I am very pleased to welcome to the blog my colleague and counterpart based at the Department for Education, the Chief Social Worker for Children and Families, Isabelle Trowler.
Although based in separate departments we work together to make social work practice the best it can be and support social workers to make a real difference to the lives of children, adults and families with whom they work. We continue to promote social work in England as a rewarding career and valued profession that delivers positive change for everyone.
The recent announcement of additional funding and support for the children of alcohol dependent parents reminds us of our shared endeavour - to guide, protect and support people at all stages of life. After all, if a child needs support, the chances are the adults in their lives do too...
Isabelle: Over many years, as a social worker, both as a practitioner and senior leader of services, I have seen the devastation that can happen when alcohol gets a grip on family life.
It is true to say, the effects can be small, and many families live behind closed doors managing this aspect of their lives, without anyone even knowing there is a problem.
Often though, alcohol addiction wreaks havoc becoming a major part of how families function, sometimes across generations. When parents become consumed with their need to drink, very often to cope with their own troubled history or trauma, children start to suffer significantly as a consequence.
Chaos and conflict dominate; basic routines of life like having meals, getting to school and having enough sleep disappear.
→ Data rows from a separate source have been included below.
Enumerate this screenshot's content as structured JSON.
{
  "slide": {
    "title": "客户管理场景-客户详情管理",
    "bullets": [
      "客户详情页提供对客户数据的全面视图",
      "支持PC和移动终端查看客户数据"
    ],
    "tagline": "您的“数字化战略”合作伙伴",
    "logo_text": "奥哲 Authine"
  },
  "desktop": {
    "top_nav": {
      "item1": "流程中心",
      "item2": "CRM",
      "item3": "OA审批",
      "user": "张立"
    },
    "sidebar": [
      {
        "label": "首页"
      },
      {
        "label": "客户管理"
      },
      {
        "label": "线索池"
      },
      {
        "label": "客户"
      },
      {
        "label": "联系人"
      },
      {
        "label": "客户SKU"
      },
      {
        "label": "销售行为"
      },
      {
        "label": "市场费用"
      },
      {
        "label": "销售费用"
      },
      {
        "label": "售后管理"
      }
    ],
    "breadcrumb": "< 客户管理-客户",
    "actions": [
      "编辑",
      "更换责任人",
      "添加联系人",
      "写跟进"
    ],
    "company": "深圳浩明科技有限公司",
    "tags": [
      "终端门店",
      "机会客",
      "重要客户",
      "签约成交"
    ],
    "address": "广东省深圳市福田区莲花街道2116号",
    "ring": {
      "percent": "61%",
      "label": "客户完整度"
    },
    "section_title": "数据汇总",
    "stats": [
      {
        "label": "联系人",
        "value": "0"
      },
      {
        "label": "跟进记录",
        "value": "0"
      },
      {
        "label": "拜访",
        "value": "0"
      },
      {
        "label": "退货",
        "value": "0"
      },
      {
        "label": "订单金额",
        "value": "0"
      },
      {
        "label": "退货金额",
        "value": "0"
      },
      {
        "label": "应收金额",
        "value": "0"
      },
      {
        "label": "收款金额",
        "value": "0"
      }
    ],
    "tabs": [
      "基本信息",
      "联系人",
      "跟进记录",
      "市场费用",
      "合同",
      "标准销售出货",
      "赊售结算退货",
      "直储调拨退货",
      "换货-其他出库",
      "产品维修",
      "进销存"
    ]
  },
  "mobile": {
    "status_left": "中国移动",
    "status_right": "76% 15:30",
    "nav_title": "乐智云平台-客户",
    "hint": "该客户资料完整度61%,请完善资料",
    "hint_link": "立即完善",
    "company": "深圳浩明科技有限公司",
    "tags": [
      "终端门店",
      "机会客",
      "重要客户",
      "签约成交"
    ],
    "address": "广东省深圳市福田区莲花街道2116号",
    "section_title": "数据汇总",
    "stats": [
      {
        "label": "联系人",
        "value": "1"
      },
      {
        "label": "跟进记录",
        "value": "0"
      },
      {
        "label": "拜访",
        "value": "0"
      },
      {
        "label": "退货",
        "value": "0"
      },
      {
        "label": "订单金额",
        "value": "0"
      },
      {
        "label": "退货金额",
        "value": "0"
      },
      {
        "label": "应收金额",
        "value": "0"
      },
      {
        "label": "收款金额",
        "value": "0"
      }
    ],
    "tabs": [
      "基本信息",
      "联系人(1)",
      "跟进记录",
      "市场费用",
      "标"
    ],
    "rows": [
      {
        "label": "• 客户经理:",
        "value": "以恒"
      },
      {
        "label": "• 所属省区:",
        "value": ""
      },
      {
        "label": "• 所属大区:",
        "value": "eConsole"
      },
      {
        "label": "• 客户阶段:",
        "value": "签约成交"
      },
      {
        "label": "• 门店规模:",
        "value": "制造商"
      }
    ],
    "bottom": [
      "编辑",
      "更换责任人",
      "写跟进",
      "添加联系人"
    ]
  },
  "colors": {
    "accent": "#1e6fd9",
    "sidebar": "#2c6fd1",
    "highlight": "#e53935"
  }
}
Sometimes aggression and violence are common features of everyday life. Relationships become fractured, jobs are lost and so the pressures of having no money, and no way out, build. Children can be scared, feel vulnerable and overwhelmed.
I have witnessed young people turn to drink themselves, seen as an inevitable prop to just get through each day and the thought of the future. Whilst children can feel angry with their parents, very often they feel deeply stressed and worry enormously about their safety and health.
Some children become carers, as they do their best to look after the family themselves. Parents feel shame and powerlessness: a situation from which they can see no way out. Mostly, the last thing a child and his or her parents want is for the family to fall apart and for the children to live elsewhere; but sometimes, children yearn desperately for something to change.
There is no better testimony than “Hackney Child” written by Jenny Molloy, who recounts the story of her childhood in a household consumed by only one thing: alcohol. Her nightmare ended when she took herself and her siblings to the police station to say they could no longer live at home.
So what can we do? How can we stop things getting this far? The £6 million joint funding announced by the Department of Health and Social Care and the Department for Work and Pensions is a very welcome start.
Local authorities will have the opportunity to bid for £4.5 million in innovation funding to develop plans to improve outcomes for children with parents who are struggling with alcohol addiction.
Nothing should be off the table in terms of new ideas as long as the focus is on supporting children and families to break from the past and discover a different future together.
Isabelle Trowler is the Chief Social Worker for Children and Families, based at the Department for Education